I am five years old and my parents are shouting and dad has tears running down his face, the first time I have seen him cry - come, come and watch the TV! (this is unusual because normally we're not allowed, our parents tell us it is full of propaganda, a word we don't yet understand). I and my twin brother rush into the room and we see a man raise his fist in the air and we are told that this is the man who will heal our country, give us a future that is free of prison and exile and fear. It is an early, visceral memory.
It is the beginning of the 90s and I begin school, and it is a liberal school that has always been multiracial, but still majority white, and the police come and make us practice bomb drills and our parents are furious but still a little on edge. Even today I know exactly what position to assume if I am gunned when in a bus, and I remember the shapes of plastic model landmines and how many seconds a grenade will take to explode - how easy it is to teach children to be afraid.
Many families are packing their lives and moving to New Zealand, and for nearly two decades it will not occur to me that anyone other than racist white people would choose to live in that gentle country that today I so admire.

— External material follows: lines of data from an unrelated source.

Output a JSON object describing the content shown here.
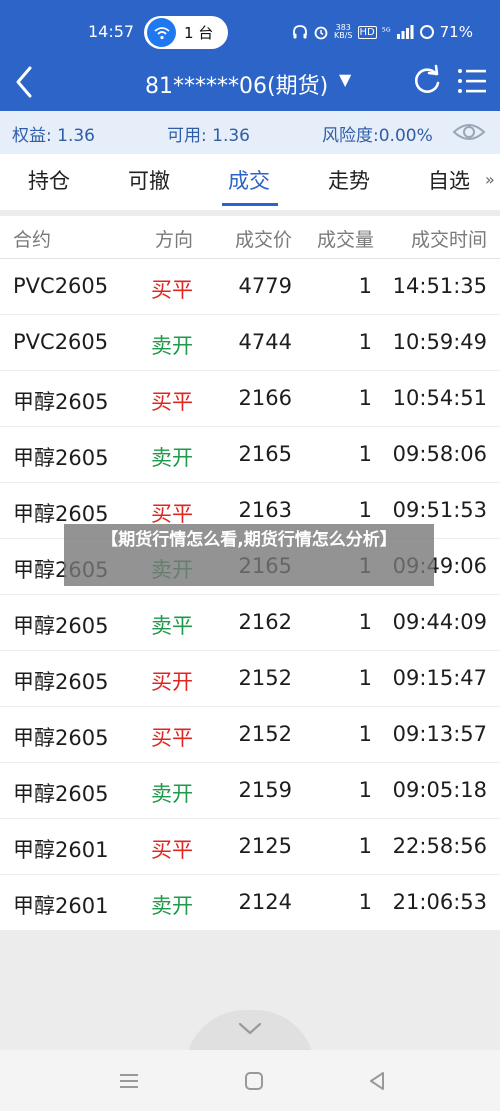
{
  "status_bar": {
    "time": "14:57",
    "pill_label": "1 台",
    "net_speed": "383\nKB/S",
    "hd": "HD",
    "signal": "⁵ᴳ",
    "battery": "71%"
  },
  "header": {
    "title": "81******06(期货)"
  },
  "account": {
    "equity": "权益: 1.36",
    "available": "可用: 1.36",
    "risk": "风险度:0.00%"
  },
  "tabs": [
    {
      "label": "持仓"
    },
    {
      "label": "可撤"
    },
    {
      "label": "成交"
    },
    {
      "label": "走势"
    },
    {
      "label": "自选"
    }
  ],
  "table": {
    "headers": [
      "合约",
      "方向",
      "成交价",
      "成交量",
      "成交时间"
    ],
    "rows": [
      {
        "contract": "PVC2605",
        "direction": "买平",
        "price": "4779",
        "qty": "1",
        "time": "14:51:35"
      },
      {
        "contract": "PVC2605",
        "direction": "卖开",
        "price": "4744",
        "qty": "1",
        "time": "10:59:49"
      },
      {
        "contract": "甲醇2605",
        "direction": "买平",
        "price": "2166",
        "qty": "1",
        "time": "10:54:51"
      },
      {
        "contract": "甲醇2605",
        "direction": "卖开",
        "price": "2165",
        "qty": "1",
        "time": "09:58:06"
      },
      {
        "contract": "甲醇2605",
        "direction": "买平",
        "price": "2163",
        "qty": "1",
        "time": "09:51:53"
      },
      {
        "contract": "甲醇2605",
        "direction": "卖开",
        "price": "2165",
        "qty": "1",
        "time": "09:49:06"
      },
      {
        "contract": "甲醇2605",
        "direction": "卖平",
        "price": "2162",
        "qty": "1",
        "time": "09:44:09"
      },
      {
        "contract": "甲醇2605",
        "direction": "买开",
        "price": "2152",
        "qty": "1",
        "time": "09:15:47"
      },
      {
        "contract": "甲醇2605",
        "direction": "买平",
        "price": "2152",
        "qty": "1",
        "time": "09:13:57"
      },
      {
        "contract": "甲醇2605",
        "direction": "卖开",
        "price": "2159",
        "qty": "1",
        "time": "09:05:18"
      },
      {
        "contract": "甲醇2601",
        "direction": "买平",
        "price": "2125",
        "qty": "1",
        "time": "22:58:56"
      },
      {
        "contract": "甲醇2601",
        "direction": "卖开",
        "price": "2124",
        "qty": "1",
        "time": "21:06:53"
      }
    ]
  },
  "overlay": {
    "caption": "【期货行情怎么看,期货行情怎么分析】"
  },
  "colors": {
    "primary": "#2c64c8",
    "buy": "#e0251f",
    "sell": "#1d9a4a"
  }
}
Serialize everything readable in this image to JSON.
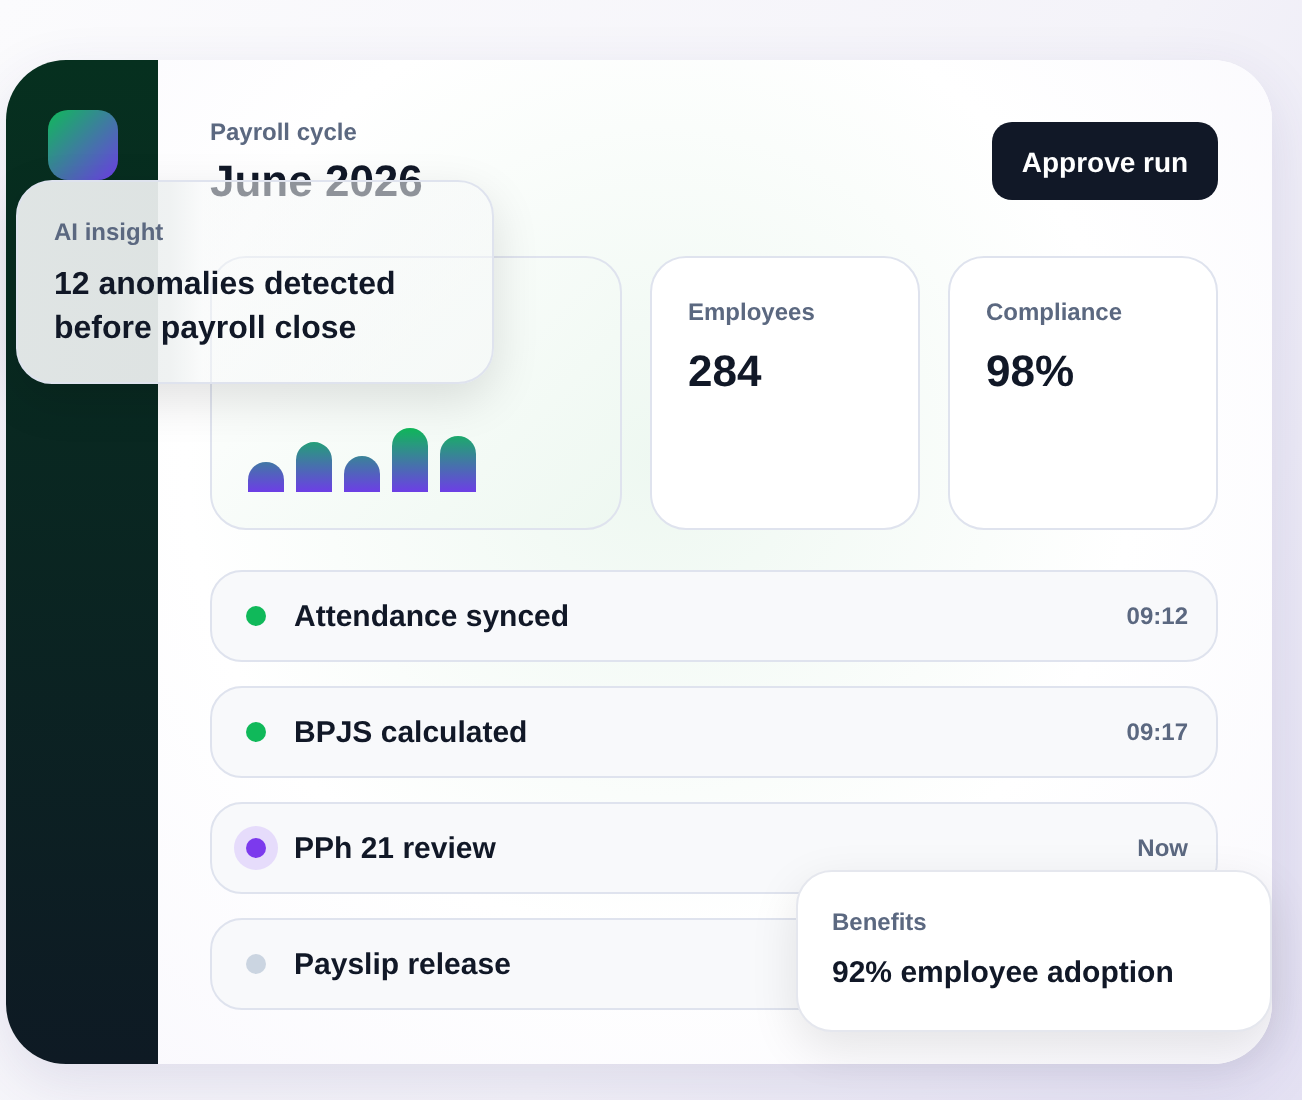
{
  "header": {
    "label": "Payroll cycle",
    "title": "June 2026",
    "button": "Approve run"
  },
  "stats": [
    {
      "label": "Employees",
      "value": "284"
    },
    {
      "label": "Compliance",
      "value": "98%"
    }
  ],
  "steps": [
    {
      "label": "Attendance synced",
      "time": "09:12",
      "kind": "done",
      "color": "#10b95a"
    },
    {
      "label": "BPJS calculated",
      "time": "09:17",
      "kind": "done",
      "color": "#10b95a"
    },
    {
      "label": "PPh 21 review",
      "time": "Now",
      "kind": "active",
      "color": "#7c3aed"
    },
    {
      "label": "Payslip release",
      "kind": "pending",
      "color": "#cbd5e1"
    }
  ],
  "insight": {
    "label": "AI insight",
    "text": "12 anomalies detected before payroll close"
  },
  "benefits": {
    "label": "Benefits",
    "text": "92% employee adoption"
  }
}
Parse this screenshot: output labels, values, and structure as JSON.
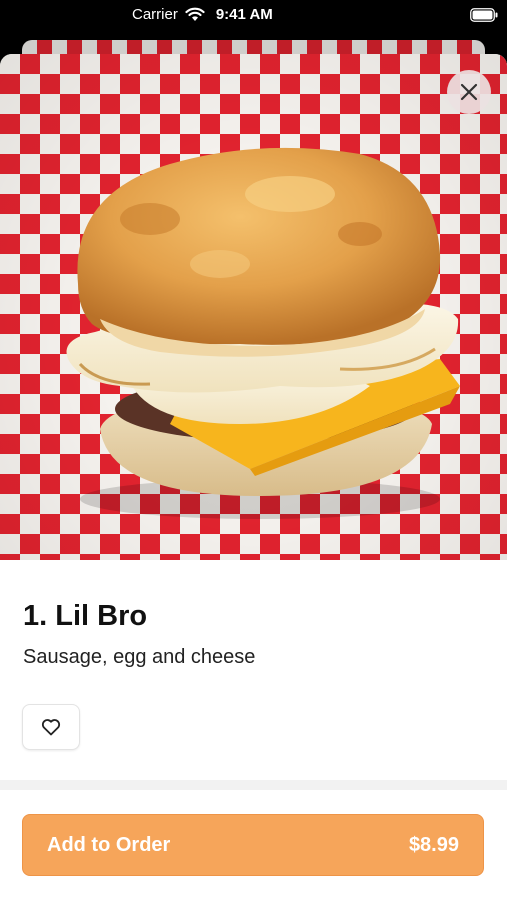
{
  "status_bar": {
    "carrier": "Carrier",
    "time": "9:41 AM"
  },
  "item": {
    "title": "1. Lil Bro",
    "description": "Sausage, egg and cheese",
    "image_icon": "breakfast-sandwich-photo"
  },
  "actions": {
    "close_icon": "close-icon",
    "favorite_icon": "heart-icon",
    "add_label": "Add to Order",
    "price": "$8.99"
  },
  "colors": {
    "accent": "#f6a55a",
    "checker_red": "#e2232f"
  }
}
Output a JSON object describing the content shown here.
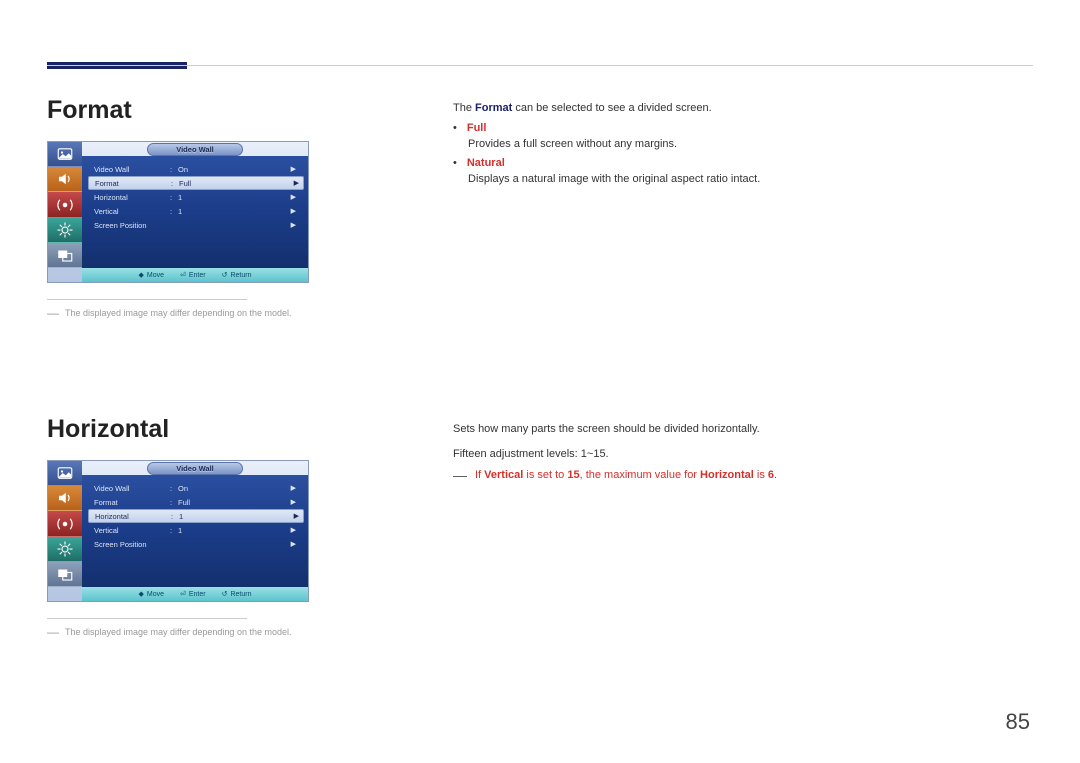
{
  "page_number": "85",
  "sections": {
    "format": {
      "title": "Format",
      "intro_pre": "The ",
      "intro_bold": "Format",
      "intro_post": " can be selected to see a divided screen.",
      "items": {
        "full": {
          "label": "Full",
          "desc": "Provides a full screen without any margins."
        },
        "natural": {
          "label": "Natural",
          "desc": "Displays a natural image with the original aspect ratio intact."
        }
      }
    },
    "horizontal": {
      "title": "Horizontal",
      "line1": "Sets how many parts the screen should be divided horizontally.",
      "line2": "Fifteen adjustment levels: 1~15.",
      "note": {
        "pre": "If ",
        "b1": "Vertical",
        "mid1": " is set to ",
        "b2": "15",
        "mid2": ", the maximum value for ",
        "b3": "Horizontal",
        "mid3": " is ",
        "b4": "6",
        "post": "."
      }
    }
  },
  "footnote": "The displayed image may differ depending on the model.",
  "osd": {
    "title": "Video Wall",
    "rows": {
      "video_wall": {
        "label": "Video Wall",
        "value": "On"
      },
      "format": {
        "label": "Format",
        "value": "Full"
      },
      "horizontal": {
        "label": "Horizontal",
        "value": "1"
      },
      "vertical": {
        "label": "Vertical",
        "value": "1"
      },
      "screen_position": {
        "label": "Screen Position",
        "value": ""
      }
    },
    "footer": {
      "move": "Move",
      "enter": "Enter",
      "return": "Return"
    }
  }
}
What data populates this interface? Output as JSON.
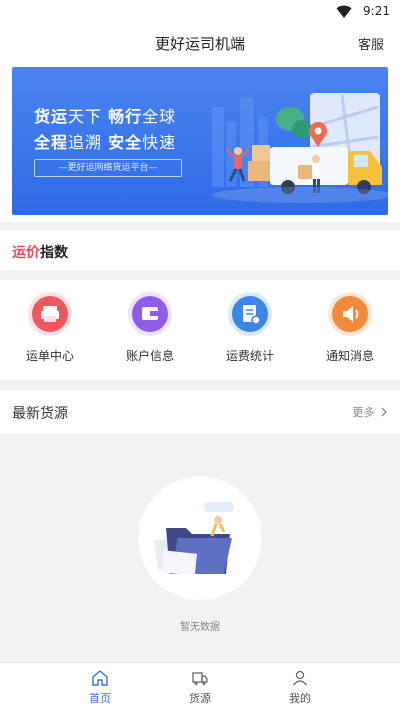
{
  "status_bar": {
    "time": "9:21"
  },
  "header": {
    "title": "更好运司机端",
    "service_label": "客服"
  },
  "banner": {
    "line1_a": "货运",
    "line1_b": "天下 ",
    "line1_c": "畅行",
    "line1_d": "全球",
    "line2_a": "全程",
    "line2_b": "追溯 ",
    "line2_c": "安全",
    "line2_d": "快速",
    "slogan": "—更好运网络货运平台—"
  },
  "price_index": {
    "accent": "运价",
    "rest": "指数",
    "accent_color": "#e84a5f"
  },
  "menu": [
    {
      "label": "运单中心",
      "icon": "printer-icon",
      "color": "#f0565e"
    },
    {
      "label": "账户信息",
      "icon": "wallet-icon",
      "color": "#8e5ce6"
    },
    {
      "label": "运费统计",
      "icon": "document-icon",
      "color": "#3c86ea"
    },
    {
      "label": "通知消息",
      "icon": "speaker-icon",
      "color": "#f38b3c"
    }
  ],
  "latest": {
    "title": "最新货源",
    "more_label": "更多"
  },
  "empty": {
    "text": "暂无数据"
  },
  "tabbar": [
    {
      "label": "首页",
      "icon": "home-icon",
      "active": true
    },
    {
      "label": "货源",
      "icon": "truck-icon",
      "active": false
    },
    {
      "label": "我的",
      "icon": "user-icon",
      "active": false
    }
  ],
  "colors": {
    "primary": "#3a6ff0",
    "banner": "#2f6be6"
  }
}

I wish to be black, because I can already see what it means to have this skin in this place, and spend hours fantasizing about the patterns I would braid in my hair if only it would stay, instead of slipping out immediately, stubbornly downwards.
And then it election day and there is weeping and dancing and my father and my grandfather explain the holocaust that brought Oupa here, explain what it meant to come to a country that was at war with itself, explain what it meant to have love limited in every way whether in Germany or in South Africa, and everybody, everybody, is going to vote and I think with pride that one day I will do this too.
For Christmas I am given the abridged edition of Long Walk to Freedom and I read it and read it and read it again, and then I visit Oupa and make my way through his shelf of once-banned literature (no more abridged editions, please!) and read everything I can find on the holocaust and on apartheid. Biko affirms my hunch that black is indeed most beautiful. By the age of 10 I have cried myself to sleep on countless nights at the horror of humanity, and I say to my parents I want nothing to do with death - I will become a vegetarian.
At 19, I vote, and I am filled with pride.
At 23 I vote again, this time anxiously - who to choose is not so clear, I spend a sleepless night raging between loyalty and fury. The idealism and pragmatism of my age come together and I wish for the moral clarity of childhood. By now I work with refugees and want an open country, a country that gives as much as it had to take to keep the struggle going, that reaches out as much now as it did then, but this time to bring in, not to get out, to change visibly, not invisibly, to lead with love.
At 24 I leave the country to further my studies, and almost immediately the bite of being away begins. I miss home constantly, but I comfort myself that there is much of this to one day bring back. Twelve countries later I am living in Angola, discussing the possibility of lecturing at the University of Katyavala Bwila in Benguela - city with the name of the ocean current that defined my childhood, a current that connects the world at a different angle to the anglophone dream of railways, but no less profoundly. In a quiet moment of an ordinary day I turn on the staff computer and realize the world has changed. Not so dramatically for me - this man is no less present today than yesterday - but the symbols have shifted irrevocably and I have to reorientate my world.
Tears roll unexpectedly down my cheeks and my Angolan and Cuban colleagues are startled, sad. We sit under a photograph of Eduardo Dos Santos in a monumental frame and we speak a little about how this man, Mandela, represented everything we hope and dream and sometimes cannot attain, the best in us all, the worst overcome. This is not how I imagined the end of his time, far away from home in a language I have come to recently, inflected with Cuban Spanish, but everybody is affected and speaking is important. Students hug me, colleagues send messages, people are patient with me while I stare at screens and say 'well no, I didn't know him, but it's still hard, I feel the sadness of the country' and they hug me again and say 'we understand'.
It is hard to be far away from home today, this week, yet whatever light has been released into the world, it reaches me here, it reaches us all, and I am grateful and comforted and never more proud whilst at the same time, never more aching.
In a gleaming new supermarket in a country once wracked by unthinkable violence, a tribute has been set up to Mandela, and I watch from a distance the steady stream of people who pause in their shopping, page through books, speak to one another, hug each other. It is so incongruous that it seems unreal, yet perhaps this is the miracle, this quiet moment of reflection in the business of the peaceful everyday that impacts upon us all. A supermarket built after decades of war, the freedom to buy and sell and then to pause in peace, to read, to reflect - to offer back something.
For all of this I am thankful, inspired in every interaction with every person. In becoming larger-than-life, despite the weight it put upon the shoulders of a mortal, so clearly human man, the possibilities to recognize and care for one another have been exponentially expanded, in this case, such that it envelops us all, in care for one another, in love.